Provide the records once more, identical to the original.

*** Dataset records ***

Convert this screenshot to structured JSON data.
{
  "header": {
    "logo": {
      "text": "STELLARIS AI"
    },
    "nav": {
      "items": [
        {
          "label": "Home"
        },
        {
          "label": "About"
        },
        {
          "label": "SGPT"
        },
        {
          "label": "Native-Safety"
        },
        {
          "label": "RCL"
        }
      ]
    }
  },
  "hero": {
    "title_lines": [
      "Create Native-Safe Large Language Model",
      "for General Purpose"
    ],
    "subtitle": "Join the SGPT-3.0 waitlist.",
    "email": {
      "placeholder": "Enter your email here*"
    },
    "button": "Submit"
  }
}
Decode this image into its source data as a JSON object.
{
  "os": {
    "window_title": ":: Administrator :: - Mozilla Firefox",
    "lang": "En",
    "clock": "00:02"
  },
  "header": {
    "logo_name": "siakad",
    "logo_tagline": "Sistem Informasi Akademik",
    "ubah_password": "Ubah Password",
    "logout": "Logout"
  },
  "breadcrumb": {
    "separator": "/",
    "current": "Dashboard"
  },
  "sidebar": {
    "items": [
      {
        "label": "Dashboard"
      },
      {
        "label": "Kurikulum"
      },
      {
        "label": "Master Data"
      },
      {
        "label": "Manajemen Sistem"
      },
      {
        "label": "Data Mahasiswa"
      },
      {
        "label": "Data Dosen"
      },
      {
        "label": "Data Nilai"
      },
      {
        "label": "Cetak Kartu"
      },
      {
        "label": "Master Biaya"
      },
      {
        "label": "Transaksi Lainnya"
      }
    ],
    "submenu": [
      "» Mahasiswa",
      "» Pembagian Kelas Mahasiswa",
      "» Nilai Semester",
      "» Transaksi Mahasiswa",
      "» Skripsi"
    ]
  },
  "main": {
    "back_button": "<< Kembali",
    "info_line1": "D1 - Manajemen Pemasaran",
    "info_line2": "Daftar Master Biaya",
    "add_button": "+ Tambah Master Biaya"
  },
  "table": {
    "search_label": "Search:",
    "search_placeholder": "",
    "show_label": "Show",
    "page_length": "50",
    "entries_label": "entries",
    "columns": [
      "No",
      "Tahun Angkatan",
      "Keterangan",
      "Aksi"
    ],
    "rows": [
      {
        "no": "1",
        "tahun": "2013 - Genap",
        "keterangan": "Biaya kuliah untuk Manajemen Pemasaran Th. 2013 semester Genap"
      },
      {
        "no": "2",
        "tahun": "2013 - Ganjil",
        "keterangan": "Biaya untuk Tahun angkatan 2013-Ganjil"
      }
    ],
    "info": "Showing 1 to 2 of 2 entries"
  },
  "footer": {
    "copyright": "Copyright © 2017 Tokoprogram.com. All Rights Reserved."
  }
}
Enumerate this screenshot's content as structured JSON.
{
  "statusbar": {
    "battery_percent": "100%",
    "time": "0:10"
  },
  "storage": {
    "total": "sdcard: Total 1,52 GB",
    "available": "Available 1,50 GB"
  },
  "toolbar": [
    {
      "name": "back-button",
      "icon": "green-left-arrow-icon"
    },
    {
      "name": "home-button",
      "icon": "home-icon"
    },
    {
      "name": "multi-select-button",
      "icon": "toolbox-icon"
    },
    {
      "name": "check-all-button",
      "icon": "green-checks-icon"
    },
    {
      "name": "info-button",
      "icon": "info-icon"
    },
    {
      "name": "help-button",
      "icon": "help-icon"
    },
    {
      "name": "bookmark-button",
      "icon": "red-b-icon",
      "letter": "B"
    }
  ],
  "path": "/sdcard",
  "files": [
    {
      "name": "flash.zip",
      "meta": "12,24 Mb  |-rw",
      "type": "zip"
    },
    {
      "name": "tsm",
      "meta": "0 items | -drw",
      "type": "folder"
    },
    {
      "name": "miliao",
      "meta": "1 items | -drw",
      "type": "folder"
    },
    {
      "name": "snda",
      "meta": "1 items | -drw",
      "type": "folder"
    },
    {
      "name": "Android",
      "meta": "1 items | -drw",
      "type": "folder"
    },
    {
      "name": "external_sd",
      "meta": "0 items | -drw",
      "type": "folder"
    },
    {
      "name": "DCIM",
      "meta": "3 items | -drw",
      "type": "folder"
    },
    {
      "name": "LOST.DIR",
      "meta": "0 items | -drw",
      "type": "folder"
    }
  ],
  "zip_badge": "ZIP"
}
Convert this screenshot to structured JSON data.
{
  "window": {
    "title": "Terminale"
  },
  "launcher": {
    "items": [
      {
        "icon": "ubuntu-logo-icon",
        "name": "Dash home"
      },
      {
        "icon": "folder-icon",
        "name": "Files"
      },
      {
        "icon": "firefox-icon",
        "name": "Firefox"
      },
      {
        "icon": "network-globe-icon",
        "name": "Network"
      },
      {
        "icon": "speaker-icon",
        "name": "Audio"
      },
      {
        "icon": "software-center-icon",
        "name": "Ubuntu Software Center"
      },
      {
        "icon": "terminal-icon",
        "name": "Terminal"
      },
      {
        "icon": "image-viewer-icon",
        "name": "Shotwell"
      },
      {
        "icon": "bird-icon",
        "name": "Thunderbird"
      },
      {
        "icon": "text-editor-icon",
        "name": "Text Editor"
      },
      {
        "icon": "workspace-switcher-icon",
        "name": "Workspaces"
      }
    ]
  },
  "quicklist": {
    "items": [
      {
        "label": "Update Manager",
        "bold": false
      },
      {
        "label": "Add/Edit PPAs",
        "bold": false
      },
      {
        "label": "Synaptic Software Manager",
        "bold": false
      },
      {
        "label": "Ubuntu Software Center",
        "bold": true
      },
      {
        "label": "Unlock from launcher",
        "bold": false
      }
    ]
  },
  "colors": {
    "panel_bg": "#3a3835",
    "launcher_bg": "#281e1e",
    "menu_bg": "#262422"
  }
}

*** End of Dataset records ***

§ **Exercise output**
Convert this screenshot to structured JSON data.
{
  "header": {
    "logo": {
      "text": "STELLARIS AI"
    },
    "nav": {
      "items": [
        {
          "label": "Home"
        },
        {
          "label": "About"
        },
        {
          "label": "SGPT"
        },
        {
          "label": "Native-Safety"
        },
        {
          "label": "RCL"
        }
      ]
    }
  },
  "hero": {
    "title_lines": [
      "Create Native-Safe Large Language Model",
      "for General Purpose"
    ],
    "subtitle": "Join the SGPT-3.0 waitlist.",
    "email": {
      "placeholder": "Enter your email here*"
    },
    "button": "Submit"
  }
}
Decode this image into its source data as a JSON object.
{
  "os": {
    "window_title": ":: Administrator :: - Mozilla Firefox",
    "lang": "En",
    "clock": "00:02"
  },
  "header": {
    "logo_name": "siakad",
    "logo_tagline": "Sistem Informasi Akademik",
    "ubah_password": "Ubah Password",
    "logout": "Logout"
  },
  "breadcrumb": {
    "separator": "/",
    "current": "Dashboard"
  },
  "sidebar": {
    "items": [
      {
        "label": "Dashboard"
      },
      {
        "label": "Kurikulum"
      },
      {
        "label": "Master Data"
      },
      {
        "label": "Manajemen Sistem"
      },
      {
        "label": "Data Mahasiswa"
      },
      {
        "label": "Data Dosen"
      },
      {
        "label": "Data Nilai"
      },
      {
        "label": "Cetak Kartu"
      },
      {
        "label": "Master Biaya"
      },
      {
        "label": "Transaksi Lainnya"
      }
    ],
    "submenu": [
      "» Mahasiswa",
      "» Pembagian Kelas Mahasiswa",
      "» Nilai Semester",
      "» Transaksi Mahasiswa",
      "» Skripsi"
    ]
  },
  "main": {
    "back_button": "<< Kembali",
    "info_line1": "D1 - Manajemen Pemasaran",
    "info_line2": "Daftar Master Biaya",
    "add_button": "+ Tambah Master Biaya"
  },
  "table": {
    "search_label": "Search:",
    "search_placeholder": "",
    "show_label": "Show",
    "page_length": "50",
    "entries_label": "entries",
    "columns": [
      "No",
      "Tahun Angkatan",
      "Keterangan",
      "Aksi"
    ],
    "rows": [
      {
        "no": "1",
        "tahun": "2013 - Genap",
        "keterangan": "Biaya kuliah untuk Manajemen Pemasaran Th. 2013 semester Genap"
      },
      {
        "no": "2",
        "tahun": "2013 - Ganjil",
        "keterangan": "Biaya untuk Tahun angkatan 2013-Ganjil"
      }
    ],
    "info": "Showing 1 to 2 of 2 entries"
  },
  "footer": {
    "copyright": "Copyright © 2017 Tokoprogram.com. All Rights Reserved."
  }
}
Enumerate this screenshot's content as structured JSON.
{
  "statusbar": {
    "battery_percent": "100%",
    "time": "0:10"
  },
  "storage": {
    "total": "sdcard: Total 1,52 GB",
    "available": "Available 1,50 GB"
  },
  "toolbar": [
    {
      "name": "back-button",
      "icon": "green-left-arrow-icon"
    },
    {
      "name": "home-button",
      "icon": "home-icon"
    },
    {
      "name": "multi-select-button",
      "icon": "toolbox-icon"
    },
    {
      "name": "check-all-button",
      "icon": "green-checks-icon"
    },
    {
      "name": "info-button",
      "icon": "info-icon"
    },
    {
      "name": "help-button",
      "icon": "help-icon"
    },
    {
      "name": "bookmark-button",
      "icon": "red-b-icon",
      "letter": "B"
    }
  ],
  "path": "/sdcard",
  "files": [
    {
      "name": "flash.zip",
      "meta": "12,24 Mb  |-rw",
      "type": "zip"
    },
    {
      "name": "tsm",
      "meta": "0 items | -drw",
      "type": "folder"
    },
    {
      "name": "miliao",
      "meta": "1 items | -drw",
      "type": "folder"
    },
    {
      "name": "snda",
      "meta": "1 items | -drw",
      "type": "folder"
    },
    {
      "name": "Android",
      "meta": "1 items | -drw",
      "type": "folder"
    },
    {
      "name": "external_sd",
      "meta": "0 items | -drw",
      "type": "folder"
    },
    {
      "name": "DCIM",
      "meta": "3 items | -drw",
      "type": "folder"
    },
    {
      "name": "LOST.DIR",
      "meta": "0 items | -drw",
      "type": "folder"
    }
  ],
  "zip_badge": "ZIP"
}
Convert this screenshot to structured JSON data.
{
  "window": {
    "title": "Terminale"
  },
  "launcher": {
    "items": [
      {
        "icon": "ubuntu-logo-icon",
        "name": "Dash home"
      },
      {
        "icon": "folder-icon",
        "name": "Files"
      },
      {
        "icon": "firefox-icon",
        "name": "Firefox"
      },
      {
        "icon": "network-globe-icon",
        "name": "Network"
      },
      {
        "icon": "speaker-icon",
        "name": "Audio"
      },
      {
        "icon": "software-center-icon",
        "name": "Ubuntu Software Center"
      },
      {
        "icon": "terminal-icon",
        "name": "Terminal"
      },
      {
        "icon": "image-viewer-icon",
        "name": "Shotwell"
      },
      {
        "icon": "bird-icon",
        "name": "Thunderbird"
      },
      {
        "icon": "text-editor-icon",
        "name": "Text Editor"
      },
      {
        "icon": "workspace-switcher-icon",
        "name": "Workspaces"
      }
    ]
  },
  "quicklist": {
    "items": [
      {
        "label": "Update Manager",
        "bold": false
      },
      {
        "label": "Add/Edit PPAs",
        "bold": false
      },
      {
        "label": "Synaptic Software Manager",
        "bold": false
      },
      {
        "label": "Ubuntu Software Center",
        "bold": true
      },
      {
        "label": "Unlock from launcher",
        "bold": false
      }
    ]
  },
  "colors": {
    "panel_bg": "#3a3835",
    "launcher_bg": "#281e1e",
    "menu_bg": "#262422"
  }
}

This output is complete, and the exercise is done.